Sometimes you may find your lawn is not performing very well or not responding to fertiliser and this could be to do with the soils pH.
Now pH is a measure of acidity and alkalinity and most lawns like to be in the 6 to 7.5 range for optimum performance. A pH in the right range of 6 to 7.5 is a bit like a plant with its mouth wide open, no food will go to waste here and it will all be eaten by the plant.
Adjusting the pH is easier on loamy and sandy soils than on heavy clays. If your soil is a sandy loam and you need to raise the soil pH by one unit add the equivalent of 150g of liming material per square metre. An adult handful is about 100g.

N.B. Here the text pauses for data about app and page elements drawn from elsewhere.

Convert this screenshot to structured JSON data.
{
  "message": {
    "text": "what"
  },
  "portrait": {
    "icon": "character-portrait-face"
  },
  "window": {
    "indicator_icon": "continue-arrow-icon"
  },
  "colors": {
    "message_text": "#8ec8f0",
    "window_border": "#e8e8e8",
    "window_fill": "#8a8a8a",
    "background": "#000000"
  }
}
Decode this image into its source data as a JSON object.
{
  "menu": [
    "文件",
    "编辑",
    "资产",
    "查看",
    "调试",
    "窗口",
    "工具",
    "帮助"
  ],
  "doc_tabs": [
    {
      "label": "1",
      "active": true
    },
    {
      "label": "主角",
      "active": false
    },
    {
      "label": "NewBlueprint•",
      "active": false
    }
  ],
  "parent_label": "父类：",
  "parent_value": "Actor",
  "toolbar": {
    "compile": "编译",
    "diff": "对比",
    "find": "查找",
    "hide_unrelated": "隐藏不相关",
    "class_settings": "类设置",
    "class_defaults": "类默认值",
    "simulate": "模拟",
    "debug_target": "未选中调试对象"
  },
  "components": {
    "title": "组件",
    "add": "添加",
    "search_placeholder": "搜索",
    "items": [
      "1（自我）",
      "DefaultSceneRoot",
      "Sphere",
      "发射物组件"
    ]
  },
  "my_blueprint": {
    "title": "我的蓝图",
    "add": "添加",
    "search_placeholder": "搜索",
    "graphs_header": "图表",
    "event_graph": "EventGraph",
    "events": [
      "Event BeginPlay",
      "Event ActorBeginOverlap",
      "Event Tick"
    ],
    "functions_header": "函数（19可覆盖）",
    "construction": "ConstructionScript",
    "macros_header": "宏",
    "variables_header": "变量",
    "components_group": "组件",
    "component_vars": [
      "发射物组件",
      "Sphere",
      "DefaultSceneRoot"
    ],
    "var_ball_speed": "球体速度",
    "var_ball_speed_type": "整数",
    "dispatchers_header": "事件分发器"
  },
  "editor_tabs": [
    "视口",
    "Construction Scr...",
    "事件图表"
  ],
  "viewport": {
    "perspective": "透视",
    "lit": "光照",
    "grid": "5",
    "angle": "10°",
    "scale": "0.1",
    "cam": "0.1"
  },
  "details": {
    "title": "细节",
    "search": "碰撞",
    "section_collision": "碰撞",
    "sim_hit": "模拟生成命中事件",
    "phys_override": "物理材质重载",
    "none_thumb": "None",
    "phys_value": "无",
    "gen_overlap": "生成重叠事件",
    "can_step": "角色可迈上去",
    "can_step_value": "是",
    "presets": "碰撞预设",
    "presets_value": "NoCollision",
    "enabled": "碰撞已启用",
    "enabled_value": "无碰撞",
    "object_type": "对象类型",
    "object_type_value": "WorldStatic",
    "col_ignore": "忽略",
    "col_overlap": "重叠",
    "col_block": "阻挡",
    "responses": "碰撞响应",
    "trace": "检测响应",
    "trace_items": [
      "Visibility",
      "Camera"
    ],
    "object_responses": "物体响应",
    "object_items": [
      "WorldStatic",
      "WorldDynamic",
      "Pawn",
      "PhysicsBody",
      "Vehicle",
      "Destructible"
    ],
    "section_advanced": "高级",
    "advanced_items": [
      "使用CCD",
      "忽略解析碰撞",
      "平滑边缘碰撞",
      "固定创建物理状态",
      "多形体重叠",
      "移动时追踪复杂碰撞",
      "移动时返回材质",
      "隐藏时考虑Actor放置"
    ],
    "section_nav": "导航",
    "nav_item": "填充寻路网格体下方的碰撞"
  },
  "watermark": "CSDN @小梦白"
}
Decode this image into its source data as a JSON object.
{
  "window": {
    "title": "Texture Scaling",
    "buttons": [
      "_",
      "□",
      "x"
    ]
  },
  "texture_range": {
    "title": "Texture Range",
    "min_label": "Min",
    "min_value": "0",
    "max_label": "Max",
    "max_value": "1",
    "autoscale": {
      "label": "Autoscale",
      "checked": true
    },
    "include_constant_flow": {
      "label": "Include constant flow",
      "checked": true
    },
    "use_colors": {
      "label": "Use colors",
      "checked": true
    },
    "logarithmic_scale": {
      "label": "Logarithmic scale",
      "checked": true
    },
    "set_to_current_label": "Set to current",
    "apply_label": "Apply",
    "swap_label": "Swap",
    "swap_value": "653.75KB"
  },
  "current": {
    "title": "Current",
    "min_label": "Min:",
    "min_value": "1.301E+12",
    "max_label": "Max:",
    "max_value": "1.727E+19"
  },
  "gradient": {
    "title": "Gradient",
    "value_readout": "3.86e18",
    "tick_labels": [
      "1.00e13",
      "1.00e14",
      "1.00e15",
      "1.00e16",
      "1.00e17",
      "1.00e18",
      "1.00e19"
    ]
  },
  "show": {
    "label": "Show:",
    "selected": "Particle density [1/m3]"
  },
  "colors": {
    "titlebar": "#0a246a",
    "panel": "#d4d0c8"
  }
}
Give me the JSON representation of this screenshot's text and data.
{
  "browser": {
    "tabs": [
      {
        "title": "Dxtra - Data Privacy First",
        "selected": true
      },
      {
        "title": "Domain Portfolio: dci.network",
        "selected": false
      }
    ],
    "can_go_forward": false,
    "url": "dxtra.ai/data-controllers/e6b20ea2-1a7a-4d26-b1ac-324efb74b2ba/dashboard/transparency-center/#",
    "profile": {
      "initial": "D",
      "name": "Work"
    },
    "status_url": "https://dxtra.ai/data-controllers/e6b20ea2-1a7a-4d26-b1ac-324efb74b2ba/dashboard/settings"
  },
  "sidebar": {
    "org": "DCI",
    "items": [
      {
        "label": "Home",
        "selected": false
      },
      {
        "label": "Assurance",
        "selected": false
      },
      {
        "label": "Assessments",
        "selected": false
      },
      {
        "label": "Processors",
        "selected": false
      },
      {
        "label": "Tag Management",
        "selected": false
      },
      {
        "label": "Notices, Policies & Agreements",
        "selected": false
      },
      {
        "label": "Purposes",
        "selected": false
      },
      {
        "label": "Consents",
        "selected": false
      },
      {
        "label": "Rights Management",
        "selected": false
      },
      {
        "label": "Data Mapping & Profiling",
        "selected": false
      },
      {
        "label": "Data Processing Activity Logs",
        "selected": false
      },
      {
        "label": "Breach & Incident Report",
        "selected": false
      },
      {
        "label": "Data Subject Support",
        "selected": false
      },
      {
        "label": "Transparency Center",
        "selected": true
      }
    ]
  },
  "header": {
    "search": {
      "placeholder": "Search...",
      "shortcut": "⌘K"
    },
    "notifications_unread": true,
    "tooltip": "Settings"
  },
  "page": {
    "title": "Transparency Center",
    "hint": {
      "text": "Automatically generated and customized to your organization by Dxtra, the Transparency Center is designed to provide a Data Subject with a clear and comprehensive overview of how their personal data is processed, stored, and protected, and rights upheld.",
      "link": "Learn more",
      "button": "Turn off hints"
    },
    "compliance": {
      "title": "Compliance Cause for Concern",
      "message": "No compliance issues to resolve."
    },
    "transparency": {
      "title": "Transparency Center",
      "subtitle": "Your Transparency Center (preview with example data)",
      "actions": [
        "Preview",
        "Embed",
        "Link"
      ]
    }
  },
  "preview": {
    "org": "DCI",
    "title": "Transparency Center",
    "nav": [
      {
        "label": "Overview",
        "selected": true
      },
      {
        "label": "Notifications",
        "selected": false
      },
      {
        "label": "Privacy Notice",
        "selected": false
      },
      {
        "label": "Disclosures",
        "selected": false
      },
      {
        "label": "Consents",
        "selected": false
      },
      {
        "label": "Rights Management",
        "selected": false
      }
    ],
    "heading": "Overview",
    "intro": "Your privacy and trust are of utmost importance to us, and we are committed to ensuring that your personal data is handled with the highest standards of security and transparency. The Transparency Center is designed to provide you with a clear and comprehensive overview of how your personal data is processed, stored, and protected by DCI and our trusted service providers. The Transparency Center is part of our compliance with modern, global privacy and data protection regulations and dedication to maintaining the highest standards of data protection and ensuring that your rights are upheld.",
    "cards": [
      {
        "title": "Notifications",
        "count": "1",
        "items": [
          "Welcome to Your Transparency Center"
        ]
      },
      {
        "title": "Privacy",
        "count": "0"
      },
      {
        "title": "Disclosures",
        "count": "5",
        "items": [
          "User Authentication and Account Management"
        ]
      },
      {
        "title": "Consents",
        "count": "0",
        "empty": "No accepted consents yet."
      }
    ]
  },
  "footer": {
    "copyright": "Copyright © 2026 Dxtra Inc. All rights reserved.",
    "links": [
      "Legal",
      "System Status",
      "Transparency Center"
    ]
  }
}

Heavy clay soils will require at least 250g to raise the pH by one unit. A super fine grade of lime works quickest and generally costs around $8 a bag.
For an established lawn, which may be lacking magnesium, mix 50/50 lime and dolomite as the liming material to get the right balance of calcium and magnesium. Dolomite is only available in one grade and costs around $8 a bag.
After applying lime or dolomite make sure you water them well so that it moves into the soil. Testing the soil’s pH may seem like some mad scientific operation but it couldn’t be simpler with one of the soil pH test kits. All you have to do is follow the instructions and it even tells you how to make the changes.